Although constitutive activation of NF-κB has been reported in breast cancer cell lines and breast carcinoma (49, 50), the expression of Gro-β, a NF-κB–responsive gene (26, 27), is low in breast cancer cell lines and is suppressed in a large percentage of breast tumors compared with matched uninvolved tissue, suggesting that additional mechanisms besides NF-κB activation may be involved in regulating Gro-β expression in breast cancer. Although NF-κB activation is predominantly associated with survival signals, there is also evidence to the contrary. RelA null mouse embryonic fibroblasts are resistant to p53-induced apoptosis (51). Immortalized embryonic fibroblasts lacking RelA have a weakly transformed phenotype and form tumors in severe combined immunodeficient mice, suggesting that RelA under certain conditions can function as a tumor suppressor (52). MIS-mediated inhibition of both breast and prostate cancer cell growth was dependent on activation of NF-κB (2, 28). A likely explanation for this phenomenon could be selective induction of NF-κB–regulated growth-inhibitory genes stimulated by MIS and interaction between two distinct signaling pathways representing an additional level of specificity in gene regulation, which may not be achieved with either one alone.

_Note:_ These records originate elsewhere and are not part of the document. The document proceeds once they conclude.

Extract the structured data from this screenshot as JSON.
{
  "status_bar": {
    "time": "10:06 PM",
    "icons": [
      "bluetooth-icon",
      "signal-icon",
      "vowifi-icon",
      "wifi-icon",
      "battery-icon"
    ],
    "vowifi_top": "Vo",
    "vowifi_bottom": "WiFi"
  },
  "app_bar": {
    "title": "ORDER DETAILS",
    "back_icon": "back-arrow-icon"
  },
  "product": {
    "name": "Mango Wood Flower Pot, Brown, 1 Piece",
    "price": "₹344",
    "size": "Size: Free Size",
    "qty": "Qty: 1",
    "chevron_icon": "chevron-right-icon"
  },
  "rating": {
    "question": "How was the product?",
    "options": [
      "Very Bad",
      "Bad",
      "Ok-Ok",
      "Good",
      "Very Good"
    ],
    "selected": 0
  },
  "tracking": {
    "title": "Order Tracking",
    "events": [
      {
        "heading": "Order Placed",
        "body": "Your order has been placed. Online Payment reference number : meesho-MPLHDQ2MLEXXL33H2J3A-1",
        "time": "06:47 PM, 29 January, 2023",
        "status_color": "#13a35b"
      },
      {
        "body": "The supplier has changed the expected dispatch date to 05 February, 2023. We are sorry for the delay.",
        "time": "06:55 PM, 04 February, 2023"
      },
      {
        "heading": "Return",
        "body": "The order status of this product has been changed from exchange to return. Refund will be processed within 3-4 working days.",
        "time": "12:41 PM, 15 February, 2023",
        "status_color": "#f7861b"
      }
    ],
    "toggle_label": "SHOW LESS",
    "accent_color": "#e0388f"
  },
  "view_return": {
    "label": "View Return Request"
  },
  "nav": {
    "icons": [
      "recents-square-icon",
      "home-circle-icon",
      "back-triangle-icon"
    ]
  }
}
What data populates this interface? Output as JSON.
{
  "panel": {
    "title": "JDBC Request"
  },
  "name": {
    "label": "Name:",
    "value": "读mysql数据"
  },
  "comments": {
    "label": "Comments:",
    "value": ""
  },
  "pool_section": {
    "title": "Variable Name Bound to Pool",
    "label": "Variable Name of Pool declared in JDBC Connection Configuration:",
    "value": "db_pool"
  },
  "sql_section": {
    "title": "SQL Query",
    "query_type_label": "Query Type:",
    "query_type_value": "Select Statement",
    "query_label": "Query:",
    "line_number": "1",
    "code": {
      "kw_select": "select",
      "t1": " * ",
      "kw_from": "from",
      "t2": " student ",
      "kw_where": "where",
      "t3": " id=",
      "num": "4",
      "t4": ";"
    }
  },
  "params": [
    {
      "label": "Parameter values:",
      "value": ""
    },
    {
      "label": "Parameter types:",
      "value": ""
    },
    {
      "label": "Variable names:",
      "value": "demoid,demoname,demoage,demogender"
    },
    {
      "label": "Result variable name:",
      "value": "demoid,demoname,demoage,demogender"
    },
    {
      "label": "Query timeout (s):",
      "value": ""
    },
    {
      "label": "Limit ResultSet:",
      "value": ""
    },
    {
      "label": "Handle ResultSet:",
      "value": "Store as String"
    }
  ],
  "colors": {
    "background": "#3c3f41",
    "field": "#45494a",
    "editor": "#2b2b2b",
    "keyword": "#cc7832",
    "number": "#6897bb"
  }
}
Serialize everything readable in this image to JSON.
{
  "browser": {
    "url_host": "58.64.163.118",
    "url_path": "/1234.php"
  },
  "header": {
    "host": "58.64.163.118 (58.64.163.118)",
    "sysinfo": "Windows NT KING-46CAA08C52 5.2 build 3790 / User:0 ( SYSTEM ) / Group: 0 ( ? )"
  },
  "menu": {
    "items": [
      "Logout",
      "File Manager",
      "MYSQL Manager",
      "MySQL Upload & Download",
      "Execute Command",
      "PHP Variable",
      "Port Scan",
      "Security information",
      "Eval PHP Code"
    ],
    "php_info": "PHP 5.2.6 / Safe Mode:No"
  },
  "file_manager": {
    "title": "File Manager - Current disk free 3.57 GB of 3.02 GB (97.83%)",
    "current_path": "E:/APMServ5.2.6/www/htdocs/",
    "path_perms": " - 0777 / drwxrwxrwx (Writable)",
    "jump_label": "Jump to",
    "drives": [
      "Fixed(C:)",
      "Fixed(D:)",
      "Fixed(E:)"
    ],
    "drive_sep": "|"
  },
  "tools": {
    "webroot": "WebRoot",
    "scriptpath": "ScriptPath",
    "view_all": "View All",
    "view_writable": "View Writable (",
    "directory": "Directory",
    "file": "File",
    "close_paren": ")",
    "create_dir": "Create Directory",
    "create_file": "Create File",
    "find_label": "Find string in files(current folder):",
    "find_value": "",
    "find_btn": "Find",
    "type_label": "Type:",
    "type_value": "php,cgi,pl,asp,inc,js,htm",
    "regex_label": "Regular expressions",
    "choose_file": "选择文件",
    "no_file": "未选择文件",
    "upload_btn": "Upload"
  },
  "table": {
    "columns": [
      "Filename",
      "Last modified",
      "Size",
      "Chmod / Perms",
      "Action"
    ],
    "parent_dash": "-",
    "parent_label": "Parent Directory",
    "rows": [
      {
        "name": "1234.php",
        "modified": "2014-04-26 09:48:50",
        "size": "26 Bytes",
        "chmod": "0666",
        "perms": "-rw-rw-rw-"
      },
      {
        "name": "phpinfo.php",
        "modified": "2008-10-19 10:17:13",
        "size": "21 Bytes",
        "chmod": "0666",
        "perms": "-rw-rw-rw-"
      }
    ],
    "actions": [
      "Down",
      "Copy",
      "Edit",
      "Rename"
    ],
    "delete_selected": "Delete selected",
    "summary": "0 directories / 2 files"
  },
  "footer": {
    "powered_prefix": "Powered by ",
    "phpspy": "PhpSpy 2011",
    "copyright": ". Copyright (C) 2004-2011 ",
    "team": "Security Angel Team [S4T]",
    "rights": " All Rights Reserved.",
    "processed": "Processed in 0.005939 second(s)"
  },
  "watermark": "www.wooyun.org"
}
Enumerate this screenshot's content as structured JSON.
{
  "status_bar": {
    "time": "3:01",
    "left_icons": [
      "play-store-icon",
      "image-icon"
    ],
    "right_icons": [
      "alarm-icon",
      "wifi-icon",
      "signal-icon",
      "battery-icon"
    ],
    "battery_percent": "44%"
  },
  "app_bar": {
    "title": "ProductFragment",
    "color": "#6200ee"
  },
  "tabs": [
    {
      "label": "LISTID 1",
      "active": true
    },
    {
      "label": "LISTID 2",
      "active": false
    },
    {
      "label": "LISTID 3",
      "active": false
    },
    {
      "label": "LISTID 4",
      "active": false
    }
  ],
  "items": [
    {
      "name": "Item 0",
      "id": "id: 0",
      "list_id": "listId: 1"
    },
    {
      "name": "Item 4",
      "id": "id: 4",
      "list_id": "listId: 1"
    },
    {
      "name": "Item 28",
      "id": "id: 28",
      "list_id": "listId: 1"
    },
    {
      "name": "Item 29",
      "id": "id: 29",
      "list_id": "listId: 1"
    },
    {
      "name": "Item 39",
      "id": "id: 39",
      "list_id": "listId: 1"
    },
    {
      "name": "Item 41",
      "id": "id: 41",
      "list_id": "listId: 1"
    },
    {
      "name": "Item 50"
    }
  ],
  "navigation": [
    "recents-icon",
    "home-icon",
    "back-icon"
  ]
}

Grant support: Department of Defense Breast Cancer Research grant DAMD17-03-1-0407 (V. Gupta), NIH/National Cancer Institute and NIH/National Institute of Child Health and Human Resources grants CA17393 and HD32112 (P.K. Donahoe and D.T. MacLaughlin), and NIH/National Cancer Institute grant CA89138 (S. Maheswaran).
The costs of publication of this article were defrayed in part by the payment of page charges. This article must therefore be hereby marked advertisement in accordance with 18 U.S.C. Section 1734 solely to indicate this fact.
We thank Drs. James Cusack, David Sweetser, and Leif Ellisen for critically reading this manuscript.